President Barack Obama has quietly moved to slow the huge wave of Central American illegal immigrants, two days after Hillary Clinton called for the migrants to be deported back home.
Obama asked Mexico’s president, in a June 19 afternoon call, to intercept the Central American women and children before they reach the Texas border, and to crack down on Mexico’s human smuggling industry.
Obama “discussed the United States and Mexico’s shared responsibility for promoting security in both countries and in the region,” said a White House statement released Thursday evening.
He “welcomed Mexico’s efforts to help target the criminals that lure families to send children on the dangerous journey and to alert potential migrants to the perils of the journey and the likelihood that they will be returned to Central America.”
The non-televised statement is a cautious way for the president to signal to the American public — and to Central American governments — that he wants to slow down the post-2010 wave, which is expected to deposit roughly 300,000 low-skill illegal immigrants in Texas by October.
It complements an effort by Vice President Joe Biden, who is expected to meet June 20 with top officials of Honduras, El Salvador and Guatemala to ask for their help in slowing the inflow.
The wave has been dubbed the “Dream Deluge,” because it is believed to be caused in part by Obama’s campaign-trail decision in June 2012 to offer work permits to 560,000 younger illegals living in the United States. Latino advocates describe the younger illegals as “Dreamers.”
Once across the border, the adult illegals will compete for jobs against Americans and recent immigrants, while younger Spanish-speaking illegals will be given places in often-crowded and sub-standard U.S. schools.
Obama said in the statement that the current wave of illegal immigrants would not be eligible for the 2012 amnesty, or for legalization through immigration reform legislation that has passed the Senate. But Obama has shown a willingness to unilaterally change immigration law to suit his priorities.
So far, Obama minimized his public role in the fast-growing crisis, and has directed his deputies to tacitly aid the migrants.
For example, he has directed his officials to release the borders-crossers from the three Central American states into the United States. Once released, they can seek jobs in the underground economy, and find lawyers to plead for the right to stay in the U.S.

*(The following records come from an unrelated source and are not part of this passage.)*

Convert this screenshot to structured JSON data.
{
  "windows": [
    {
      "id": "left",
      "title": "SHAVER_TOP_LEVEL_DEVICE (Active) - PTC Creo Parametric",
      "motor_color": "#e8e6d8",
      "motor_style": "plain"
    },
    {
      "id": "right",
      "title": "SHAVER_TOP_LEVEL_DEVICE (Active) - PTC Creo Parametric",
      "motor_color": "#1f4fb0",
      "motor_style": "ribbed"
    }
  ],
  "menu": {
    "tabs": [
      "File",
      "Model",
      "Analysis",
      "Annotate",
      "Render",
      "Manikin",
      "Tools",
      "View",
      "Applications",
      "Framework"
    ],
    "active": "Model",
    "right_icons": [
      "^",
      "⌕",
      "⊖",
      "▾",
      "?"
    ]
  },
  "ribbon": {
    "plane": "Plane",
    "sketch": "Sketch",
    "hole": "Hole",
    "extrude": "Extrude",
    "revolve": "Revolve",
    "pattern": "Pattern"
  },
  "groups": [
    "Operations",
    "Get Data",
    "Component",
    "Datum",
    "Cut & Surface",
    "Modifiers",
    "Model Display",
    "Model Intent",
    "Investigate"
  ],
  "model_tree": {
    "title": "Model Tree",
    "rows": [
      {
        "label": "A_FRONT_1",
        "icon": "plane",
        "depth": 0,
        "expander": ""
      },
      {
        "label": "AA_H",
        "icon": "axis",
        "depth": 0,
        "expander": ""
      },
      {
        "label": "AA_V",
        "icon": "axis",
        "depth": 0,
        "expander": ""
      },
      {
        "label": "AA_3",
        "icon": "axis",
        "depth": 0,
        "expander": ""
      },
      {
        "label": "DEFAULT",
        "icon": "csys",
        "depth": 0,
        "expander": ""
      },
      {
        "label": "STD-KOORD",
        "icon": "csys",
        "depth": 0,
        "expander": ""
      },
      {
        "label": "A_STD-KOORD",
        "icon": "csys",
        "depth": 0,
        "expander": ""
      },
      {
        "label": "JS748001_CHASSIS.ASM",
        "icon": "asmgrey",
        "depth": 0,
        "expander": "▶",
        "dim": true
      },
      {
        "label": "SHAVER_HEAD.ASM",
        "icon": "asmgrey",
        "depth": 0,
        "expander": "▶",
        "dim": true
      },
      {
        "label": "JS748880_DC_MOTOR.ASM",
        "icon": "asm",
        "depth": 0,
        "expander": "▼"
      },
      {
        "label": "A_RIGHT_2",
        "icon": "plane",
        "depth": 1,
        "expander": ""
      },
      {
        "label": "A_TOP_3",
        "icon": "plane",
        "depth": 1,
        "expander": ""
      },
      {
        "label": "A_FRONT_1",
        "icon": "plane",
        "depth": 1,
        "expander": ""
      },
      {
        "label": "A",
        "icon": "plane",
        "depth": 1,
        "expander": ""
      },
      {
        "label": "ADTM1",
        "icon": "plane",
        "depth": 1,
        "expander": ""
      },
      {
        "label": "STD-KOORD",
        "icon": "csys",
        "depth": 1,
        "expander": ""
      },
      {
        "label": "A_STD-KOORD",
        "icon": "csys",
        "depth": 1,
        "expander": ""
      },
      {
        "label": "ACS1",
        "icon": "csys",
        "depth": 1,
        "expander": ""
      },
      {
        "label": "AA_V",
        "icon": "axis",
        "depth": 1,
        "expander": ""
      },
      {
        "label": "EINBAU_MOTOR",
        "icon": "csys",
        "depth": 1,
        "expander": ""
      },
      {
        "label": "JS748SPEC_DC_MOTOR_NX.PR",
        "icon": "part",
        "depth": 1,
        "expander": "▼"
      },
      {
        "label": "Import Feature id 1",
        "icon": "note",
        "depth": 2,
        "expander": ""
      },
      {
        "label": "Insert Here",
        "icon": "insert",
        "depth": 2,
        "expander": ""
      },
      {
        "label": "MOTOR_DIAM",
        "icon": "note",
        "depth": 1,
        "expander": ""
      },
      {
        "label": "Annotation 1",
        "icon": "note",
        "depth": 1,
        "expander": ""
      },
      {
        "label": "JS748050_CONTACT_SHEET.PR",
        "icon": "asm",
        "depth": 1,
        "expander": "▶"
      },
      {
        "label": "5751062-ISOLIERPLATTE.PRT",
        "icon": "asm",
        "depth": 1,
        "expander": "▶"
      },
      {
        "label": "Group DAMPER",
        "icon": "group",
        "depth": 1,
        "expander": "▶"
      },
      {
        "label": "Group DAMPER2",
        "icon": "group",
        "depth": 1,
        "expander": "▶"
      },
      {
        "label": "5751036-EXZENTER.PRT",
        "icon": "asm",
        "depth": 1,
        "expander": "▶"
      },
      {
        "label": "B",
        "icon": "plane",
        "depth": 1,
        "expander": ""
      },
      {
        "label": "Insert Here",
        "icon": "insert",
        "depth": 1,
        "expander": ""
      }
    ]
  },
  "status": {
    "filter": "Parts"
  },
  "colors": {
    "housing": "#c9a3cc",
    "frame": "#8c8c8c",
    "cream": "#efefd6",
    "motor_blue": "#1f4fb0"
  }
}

Officials have promised not to arrest the parents of young children who cross the border illegally. Also, Attorney General Eric Holder recently announced a plan to provide taxpayer-funded lawyers to help many immigrants win the right to live in the United States.
U.S. officials have not announced any threats or plans to penalize government officials in the three Central American countries if they don’t try to block the migration.
Obama’s aides are managing the p.r risks by claiming the migrants are needed, that they are refugees fleeing humanitarian disasters in their home countries, and they are not illegal immigrants who should be blocked and quickly deported.
Also, officials such as Jeh Johnson, the director of homeland security, have successfully focused the media’s attention and sympathy on young children who are sent across the border — and away from Americans who will be hurt by the inflow. But only about 6 percent of the border-crossers are unaccompanied children aged 14 or below.
Border-crossers from Mexico are being returned when they’re caught.
Obama’s catch-and-release tactic has allowed him to minimize likely damage from public opposition to the huge inflow of illegals.
It also maximizes his gain from Latino advocacy groups, which welcome the inflow of new people that they claim to represent. The inflow of Central American migrants is a benefit for the ethnic leaders, who have largely given up hope that Obama could push the GOP to pass an immigration-boosting amnesty deal through the House this year.
But on June 17, Clinton complicated Obama’s strategy by deliberately urging Obama to deport the children.
“They should be sent back as soon as it can be determined who the responsible adults in their families are,” she said in a CNN interview.
“There are concerns about whether all of them should be sent back, but I think all of them who can be should be reunited with their families,” she told a surprised CNN host, Christiane Amanpour.
“We have to send a clear message: Just because your child gets across the border, that doesn’t mean the child gets to stay… we don’t want to send a message that is contrary to our laws, or [that] will encourage more children to make that dangerous journey.”
The wave has been building rapidly since 2011, but it accelerated when Obama rolled back enforcement, enacted a two-year amnesty for youths in 2012, and called for passage of an amnesty and guest-worker bill in 2013 and 2014.
Roughly one-third of the Central American inflow are “unaccompanied minors,” although more than 80 percent of the minors are 15 or older.
Roughly 50 percent of the border-crossers may win permission to stay, said one U.S. advocate for the migrants.